Smart spaces welcome employees back to work
“Smart building” is often used to indicate that a building uses less energy and lowers operating costs. This is correct – building automation pays for itself in the space of a few years. However, a smart building is much more than “just” a resource-optimized facility. It is an incentive to be in the office and a reassurance that workers can return there safely. The employee is at the core of a smart space, together with her/his workplace needs and preferences. The intelligent building contributes not only to a sustainable way of business, but also to corporate success in the broadest sense.
The link between workspaces and wellbeing has been a longstanding topic of interest among businesses. Next to personnel management, working atmosphere and remuneration, the quality of the workplace emerges as a key factor in employee wellbeing.
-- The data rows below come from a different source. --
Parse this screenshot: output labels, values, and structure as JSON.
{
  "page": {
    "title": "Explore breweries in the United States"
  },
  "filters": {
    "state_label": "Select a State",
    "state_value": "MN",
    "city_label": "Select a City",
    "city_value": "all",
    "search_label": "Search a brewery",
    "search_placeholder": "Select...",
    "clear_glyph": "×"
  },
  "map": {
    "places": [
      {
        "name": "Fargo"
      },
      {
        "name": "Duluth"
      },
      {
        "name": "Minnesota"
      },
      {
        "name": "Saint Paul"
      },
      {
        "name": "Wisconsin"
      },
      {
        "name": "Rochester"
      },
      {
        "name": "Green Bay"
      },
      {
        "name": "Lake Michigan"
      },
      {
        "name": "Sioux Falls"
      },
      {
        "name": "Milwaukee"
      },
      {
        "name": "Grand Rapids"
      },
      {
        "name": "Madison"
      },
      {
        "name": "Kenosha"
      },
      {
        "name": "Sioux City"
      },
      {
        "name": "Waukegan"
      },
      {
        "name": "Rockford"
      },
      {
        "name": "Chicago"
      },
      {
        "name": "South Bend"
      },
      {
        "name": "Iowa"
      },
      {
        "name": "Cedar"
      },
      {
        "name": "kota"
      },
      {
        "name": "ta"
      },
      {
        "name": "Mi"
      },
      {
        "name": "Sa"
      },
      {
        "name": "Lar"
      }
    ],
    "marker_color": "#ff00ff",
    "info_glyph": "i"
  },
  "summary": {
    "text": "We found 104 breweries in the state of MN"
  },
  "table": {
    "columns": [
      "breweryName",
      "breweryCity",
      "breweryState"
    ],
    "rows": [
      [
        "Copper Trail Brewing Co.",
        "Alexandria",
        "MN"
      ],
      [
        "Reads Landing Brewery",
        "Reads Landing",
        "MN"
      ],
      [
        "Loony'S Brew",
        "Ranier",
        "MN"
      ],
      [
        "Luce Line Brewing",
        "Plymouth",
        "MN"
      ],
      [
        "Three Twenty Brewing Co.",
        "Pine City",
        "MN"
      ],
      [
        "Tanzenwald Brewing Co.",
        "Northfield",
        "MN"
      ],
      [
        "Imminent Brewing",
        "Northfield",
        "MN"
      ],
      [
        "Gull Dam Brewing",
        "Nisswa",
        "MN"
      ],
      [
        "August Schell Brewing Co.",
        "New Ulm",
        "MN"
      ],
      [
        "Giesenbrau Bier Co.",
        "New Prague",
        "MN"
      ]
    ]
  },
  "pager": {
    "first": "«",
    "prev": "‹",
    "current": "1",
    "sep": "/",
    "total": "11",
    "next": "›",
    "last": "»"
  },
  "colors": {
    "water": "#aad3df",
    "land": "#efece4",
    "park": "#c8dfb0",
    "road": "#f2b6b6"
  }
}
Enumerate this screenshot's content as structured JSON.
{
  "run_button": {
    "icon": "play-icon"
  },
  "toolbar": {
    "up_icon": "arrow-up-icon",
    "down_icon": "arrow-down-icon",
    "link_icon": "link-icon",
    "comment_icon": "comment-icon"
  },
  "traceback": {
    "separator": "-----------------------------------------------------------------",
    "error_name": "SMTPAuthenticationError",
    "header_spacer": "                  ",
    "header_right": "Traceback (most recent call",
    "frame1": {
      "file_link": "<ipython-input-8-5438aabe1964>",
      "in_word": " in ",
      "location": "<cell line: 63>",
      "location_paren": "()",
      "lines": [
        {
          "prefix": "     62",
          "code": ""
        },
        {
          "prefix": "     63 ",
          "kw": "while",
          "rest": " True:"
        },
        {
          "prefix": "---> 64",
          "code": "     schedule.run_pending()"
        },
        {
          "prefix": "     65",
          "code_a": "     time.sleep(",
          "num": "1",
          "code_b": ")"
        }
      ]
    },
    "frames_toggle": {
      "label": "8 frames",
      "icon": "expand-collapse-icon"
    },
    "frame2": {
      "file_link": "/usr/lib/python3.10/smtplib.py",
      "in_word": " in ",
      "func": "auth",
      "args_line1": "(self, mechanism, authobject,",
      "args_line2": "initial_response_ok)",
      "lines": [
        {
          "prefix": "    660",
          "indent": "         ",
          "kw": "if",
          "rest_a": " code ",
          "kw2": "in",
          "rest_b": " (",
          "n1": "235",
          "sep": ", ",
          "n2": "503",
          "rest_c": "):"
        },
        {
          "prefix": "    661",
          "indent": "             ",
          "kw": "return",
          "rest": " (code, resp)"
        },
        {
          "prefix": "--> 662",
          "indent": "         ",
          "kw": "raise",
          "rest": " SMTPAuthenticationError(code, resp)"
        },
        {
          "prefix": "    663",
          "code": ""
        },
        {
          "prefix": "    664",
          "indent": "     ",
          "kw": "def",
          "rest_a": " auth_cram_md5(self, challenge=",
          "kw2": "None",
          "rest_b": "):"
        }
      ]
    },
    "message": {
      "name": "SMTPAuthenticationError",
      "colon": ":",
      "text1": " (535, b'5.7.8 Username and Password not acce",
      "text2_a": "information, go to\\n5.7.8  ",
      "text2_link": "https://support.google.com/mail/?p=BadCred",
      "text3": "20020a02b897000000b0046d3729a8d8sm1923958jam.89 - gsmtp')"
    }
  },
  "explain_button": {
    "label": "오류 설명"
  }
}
Smart buildings can make a significant contribution to workplace quality by providing optimal air quality, lighting, thermal comfort and flexible interaction with a modern office environment. In addition, sensor systems can ensure that health risks from returning to work after lockdown are kept to a minimum.
Air and light
The direct effects of indoor air quality on human wellbeing have been thoroughly analyzed. For example, above a CO2 level of 582 ppm, air quality is perceived as increasingly poor and concentration problems occur more frequently. Thermal comfort also plays a decisive role in workplace wellbeing and employee health. At 28°C, physical performance can drop by as much as 50 percent while psychological performance can suffer a 20-percent loss.
Indoor spaces still remain a potential health risk. This includes the possible transmission of the coronavirus. Therefore, monitoring air quality is more important than ever. According to the Federal Environment Agency, a CO2 concentration of <1000 ppm indoors is hygienically safe. Levels between 1000 and 2000 ppm are considered critical and anything above that is unacceptable.
Smart spaces form networked ecosystems where people and places interact in a flexible and needs-oriented way, thanks to an intelligent infrastructure management system using sensor-generated building status data. Maintenance-free wireless solutions built on open standards – e.g. EnOcean (ISO/IEC 14543-3-10) – allow for maximum flexibility, low-cost installation and economical operation. The factors primarily influencing employee productivity and office hygiene – temperature, air quality, lighting conditions and cleanliness – can be monitored and influenced according to the number of persons inside the building. They add a virtual component to the physical workspace and enable individual adjustment in accordance with subjective needs and preferences.
Sensor networks increase safety
Energy harvesting sensors, with their capacity to measure occupancy, can have a significant impact in ensuring coronavirus countermeasures are adhered to in the workspace. Occupancy sensors under desks and in bathrooms can monitor actual usage and direct thorough cleaning to the most regularly visited areas. An alarm can sound in meeting rooms when a space is over its safe capacity. Smart sensors on soap dispensers can alert cleaners of when these vital requirements need refilling. And maintenance-free CO2 radio sensors reliably report when ventilation is required. This can then be done manually or in combination with the building automation system.
Maintenance-free wireless technology for flexible data harvesting
Smart Building requirements must be taken into consideration in the early planning stage. This is particularly important for the sensor networks. Maintenance-free wireless devices with energy-harvesting technology use environmental energy as their source of power. Kinetic energy, pressure, light and temperature differences can all be used to generate sufficient electricity. The advantage: These “peel & stick” sensors need neither mains power nor batteries. They can be fitted wherever needed, on any surface, saving time and money for installation and operation while enabling quick and easy retrofitting in older buildings.
Thanks to these sensors, the smart building can monitor the status of its environment and use this data to make any necessary adjustment or for analytical purposes. The data is gathered and processed by a cloud-based IT platform, as a “digital twin” if required. The physical space is combined with digital services and analytical tools. A “dashboard” can then present the data in a user-friendly way for managers and decision makers to view and act on.